For those who may not know it not only is Indonesia a democracy technically but also the largest Muslim country in the world. Respect for different traditions and ways of worship run through a myriad traditions and I recall that Dr Asghar Alisaab, speaking of recounting tales of a Maulana Vishnu in Indonesia. I will return to the theme at a later date but for this week, the news of young girls mastering Urdu, the sights and sounds of myriad traditions alive and kicking in Indonesia, this is the stuff that good old good news is made off. Hardened journalists rarely go for the good, preferring going for the jugular, that which hurts, wakes us up, causes a sensation. Not something that is warm, reassuring and comforting. That builds traditions and cultures, every day as we mix and mingle, share and learn.
Gheetoisation kills that culture building and formation. Forces, through violence, those of the same faith, or colour, or race to habit in pre-defined holes, earmarked territories.
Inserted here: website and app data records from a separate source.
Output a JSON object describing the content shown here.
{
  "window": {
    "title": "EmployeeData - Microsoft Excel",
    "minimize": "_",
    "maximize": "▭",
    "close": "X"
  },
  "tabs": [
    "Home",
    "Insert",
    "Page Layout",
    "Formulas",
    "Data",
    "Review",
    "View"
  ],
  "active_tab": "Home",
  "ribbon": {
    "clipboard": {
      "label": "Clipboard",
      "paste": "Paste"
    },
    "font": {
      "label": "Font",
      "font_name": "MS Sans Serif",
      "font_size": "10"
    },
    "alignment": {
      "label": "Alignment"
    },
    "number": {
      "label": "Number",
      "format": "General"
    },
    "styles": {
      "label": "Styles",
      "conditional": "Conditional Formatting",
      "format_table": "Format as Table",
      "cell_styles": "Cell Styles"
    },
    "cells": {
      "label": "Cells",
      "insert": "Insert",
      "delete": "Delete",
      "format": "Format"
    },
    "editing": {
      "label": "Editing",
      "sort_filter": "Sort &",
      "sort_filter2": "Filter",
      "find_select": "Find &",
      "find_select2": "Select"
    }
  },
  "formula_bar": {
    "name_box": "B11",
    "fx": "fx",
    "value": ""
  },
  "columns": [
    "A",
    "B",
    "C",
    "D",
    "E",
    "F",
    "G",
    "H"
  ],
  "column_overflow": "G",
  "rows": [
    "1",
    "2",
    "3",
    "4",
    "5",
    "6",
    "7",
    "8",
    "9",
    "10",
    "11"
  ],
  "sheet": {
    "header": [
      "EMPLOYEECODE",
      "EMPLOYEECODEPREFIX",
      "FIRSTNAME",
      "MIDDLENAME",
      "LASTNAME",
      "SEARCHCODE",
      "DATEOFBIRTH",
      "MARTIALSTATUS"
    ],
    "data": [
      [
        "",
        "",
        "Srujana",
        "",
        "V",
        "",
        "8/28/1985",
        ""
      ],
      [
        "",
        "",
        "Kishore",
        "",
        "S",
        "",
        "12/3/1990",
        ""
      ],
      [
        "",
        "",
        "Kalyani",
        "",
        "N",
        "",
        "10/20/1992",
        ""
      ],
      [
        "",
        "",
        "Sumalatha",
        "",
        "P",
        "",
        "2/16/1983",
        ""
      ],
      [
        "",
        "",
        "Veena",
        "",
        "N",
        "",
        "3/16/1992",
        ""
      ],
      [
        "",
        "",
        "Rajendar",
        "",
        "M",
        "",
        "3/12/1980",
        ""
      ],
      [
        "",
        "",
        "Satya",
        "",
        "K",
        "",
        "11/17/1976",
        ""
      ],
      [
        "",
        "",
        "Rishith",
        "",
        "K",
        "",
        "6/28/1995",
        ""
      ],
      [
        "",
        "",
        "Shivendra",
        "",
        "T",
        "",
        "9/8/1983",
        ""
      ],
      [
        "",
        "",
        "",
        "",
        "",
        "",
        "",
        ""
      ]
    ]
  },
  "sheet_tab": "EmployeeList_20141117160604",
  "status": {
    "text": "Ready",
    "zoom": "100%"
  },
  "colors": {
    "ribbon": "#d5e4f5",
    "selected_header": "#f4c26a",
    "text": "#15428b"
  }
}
In our battle for a lasting, enduring pluralism, a secular plurality, must be a sustained battle against the politics of enforced and other, ghettoisation.